On the other hand, five Democratic senators in the class represent states normally classified as anywhere from leaning Republican to strongly Republican: Indiana, Missouri, Montana, North Dakota and West Virginia. Two other states are pure swing states: Florida and Ohio. And three states often lean Democratic but were carried by Trump last month: Pennsylvania, Michigan and Wisconsin. (Both Pennsylvania and Wisconsin currently have one Republican senator.)
Joe Donnelly (D-Ind.) was a surprising winner in 2012 after popular veteran incumbent Richard Lugar (R) was upset in the GOP primary and the eventual Republican nominee, Richard Mourdock, stumbled through an underwhelming campaign.
Claire McCaskill (D-Mo.) looked headed for defeat four years ago until her GOP challenger, Todd Akin, started talking about rape in a way that offended many in the Show Me State. She won reelection easily against the inept Republican.
Jon Tester (D-Mont.) and Heidi Heitkamp (D-N.D.) proved to be strong campaigners who localized their races, while Joe Manchin (D-W.Va.) emphasized his conservative views on issues from guns to coal in a state that has become very Republican in federal elections.
Debbie Stabenow (D-Mich.), who won by 21 points in 2012, seems like a difficult target, but Robert Casey Jr., who won by nine points, and Tammy Baldwin (D-Wis.), who beat a former GOP governor by only five points, appear to be softer incumbents.
As always, the crucial question in any election is turnout — and the makeup of the electorate. That will be doubly so in 2018, since overall turnout drops during midterm elections. Midterm electorates usually look more Republican, with whites and older voters constituting a larger percentage of voters.

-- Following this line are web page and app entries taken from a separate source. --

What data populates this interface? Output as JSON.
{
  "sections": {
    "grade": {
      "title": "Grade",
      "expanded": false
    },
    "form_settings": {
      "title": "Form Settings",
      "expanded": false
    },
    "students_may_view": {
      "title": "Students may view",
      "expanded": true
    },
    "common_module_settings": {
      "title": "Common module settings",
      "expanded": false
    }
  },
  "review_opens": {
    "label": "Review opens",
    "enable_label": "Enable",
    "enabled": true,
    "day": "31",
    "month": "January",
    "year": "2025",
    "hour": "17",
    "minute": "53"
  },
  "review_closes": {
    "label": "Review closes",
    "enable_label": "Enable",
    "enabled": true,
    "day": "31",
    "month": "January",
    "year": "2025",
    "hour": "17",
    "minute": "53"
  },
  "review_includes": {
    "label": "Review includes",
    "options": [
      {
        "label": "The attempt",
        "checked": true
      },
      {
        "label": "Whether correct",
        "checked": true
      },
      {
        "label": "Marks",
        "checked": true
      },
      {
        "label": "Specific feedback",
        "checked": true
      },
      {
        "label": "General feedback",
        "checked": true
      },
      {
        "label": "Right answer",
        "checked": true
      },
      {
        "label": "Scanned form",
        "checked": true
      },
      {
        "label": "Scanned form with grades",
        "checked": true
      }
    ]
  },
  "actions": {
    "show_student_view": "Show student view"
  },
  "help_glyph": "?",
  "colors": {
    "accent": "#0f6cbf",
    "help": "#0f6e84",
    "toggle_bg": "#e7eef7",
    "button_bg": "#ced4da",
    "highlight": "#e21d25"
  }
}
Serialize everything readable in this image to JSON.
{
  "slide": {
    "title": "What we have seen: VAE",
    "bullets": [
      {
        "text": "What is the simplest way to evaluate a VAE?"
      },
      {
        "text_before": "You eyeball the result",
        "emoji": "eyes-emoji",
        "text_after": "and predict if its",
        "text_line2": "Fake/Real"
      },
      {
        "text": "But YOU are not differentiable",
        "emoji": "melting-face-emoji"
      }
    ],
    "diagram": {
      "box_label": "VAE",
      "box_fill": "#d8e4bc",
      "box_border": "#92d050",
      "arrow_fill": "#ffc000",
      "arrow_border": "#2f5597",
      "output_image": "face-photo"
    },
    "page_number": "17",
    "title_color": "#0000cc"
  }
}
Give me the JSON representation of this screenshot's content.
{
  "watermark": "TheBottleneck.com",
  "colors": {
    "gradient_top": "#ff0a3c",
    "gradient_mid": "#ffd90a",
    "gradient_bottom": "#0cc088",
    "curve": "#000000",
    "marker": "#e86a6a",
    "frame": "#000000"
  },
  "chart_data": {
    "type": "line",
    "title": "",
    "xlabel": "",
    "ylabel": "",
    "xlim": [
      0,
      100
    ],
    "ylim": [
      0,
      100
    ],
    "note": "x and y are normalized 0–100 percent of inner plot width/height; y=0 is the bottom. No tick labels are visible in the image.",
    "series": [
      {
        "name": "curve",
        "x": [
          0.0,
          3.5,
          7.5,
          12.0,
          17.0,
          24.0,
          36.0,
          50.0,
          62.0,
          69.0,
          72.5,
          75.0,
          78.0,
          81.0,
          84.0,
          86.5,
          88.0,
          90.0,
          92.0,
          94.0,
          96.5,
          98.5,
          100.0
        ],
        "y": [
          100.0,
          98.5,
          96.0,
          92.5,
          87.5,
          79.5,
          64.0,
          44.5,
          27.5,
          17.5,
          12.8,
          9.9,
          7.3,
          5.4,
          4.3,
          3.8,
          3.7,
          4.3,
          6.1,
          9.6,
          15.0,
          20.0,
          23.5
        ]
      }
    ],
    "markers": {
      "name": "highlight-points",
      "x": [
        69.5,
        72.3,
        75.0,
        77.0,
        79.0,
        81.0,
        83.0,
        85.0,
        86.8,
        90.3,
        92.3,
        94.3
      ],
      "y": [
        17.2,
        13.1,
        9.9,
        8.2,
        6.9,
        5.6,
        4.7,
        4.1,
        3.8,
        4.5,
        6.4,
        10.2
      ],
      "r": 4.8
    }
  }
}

Since Trump won the electoral vote while losing the popular vote by more than two percentage points and 2.8 million votes, his victory was all about the combination of states he won. If he can energize his supporters in normally swing states and even Democratic-leaning states he carried this year, he could have a huge impact on the Senate midterm elections.
Since the president-elect is still weeks from being sworn in, it’s impossible to know how he will be viewed in 2018. If he is widely seen as successful, he could turn out to be a considerable asset for Republican Senate hopefuls in states with competitive contests.
If he is seen as a disappointment, or worse, voters will use the midterm elections to send a message of dissatisfaction to him and his party. In that case, Trump would be an albatross around the neck of Republican nominees in states that he was not expected to carry in 2016, including Pennsylvania, Michigan and Wisconsin, as well as in states where the Republican label is not a disadvantage.
Trump voters’ strong commitment to the president-elect suggests that they’ll stand by him over the next two years. He has shown an ability to blame others (the media, Democrats, etc.) when he gets into political trouble, and that could help him rally supporters in 2018, even if his job approval numbers are relatively weak and a majority of Americans are unhappy with the direction of the country.
Election cycles invariably look very different when they begin and when they end. Retirements, primary fights and results, political events in the nation’s capital, and economic and foreign-policy developments all impact voters. We simply can’t know what voters will be thinking 23 months from now.
Nevertheless, the Senate already bears watching — not to see whether Democrats can retake the body in 2018, which seems unlikely now, but to see whether Republicans can strengthen their hold on the Senate and strengthen the hand of President Trump.
Stuart Rothenberg writes about the politics of the presidential and congressional races.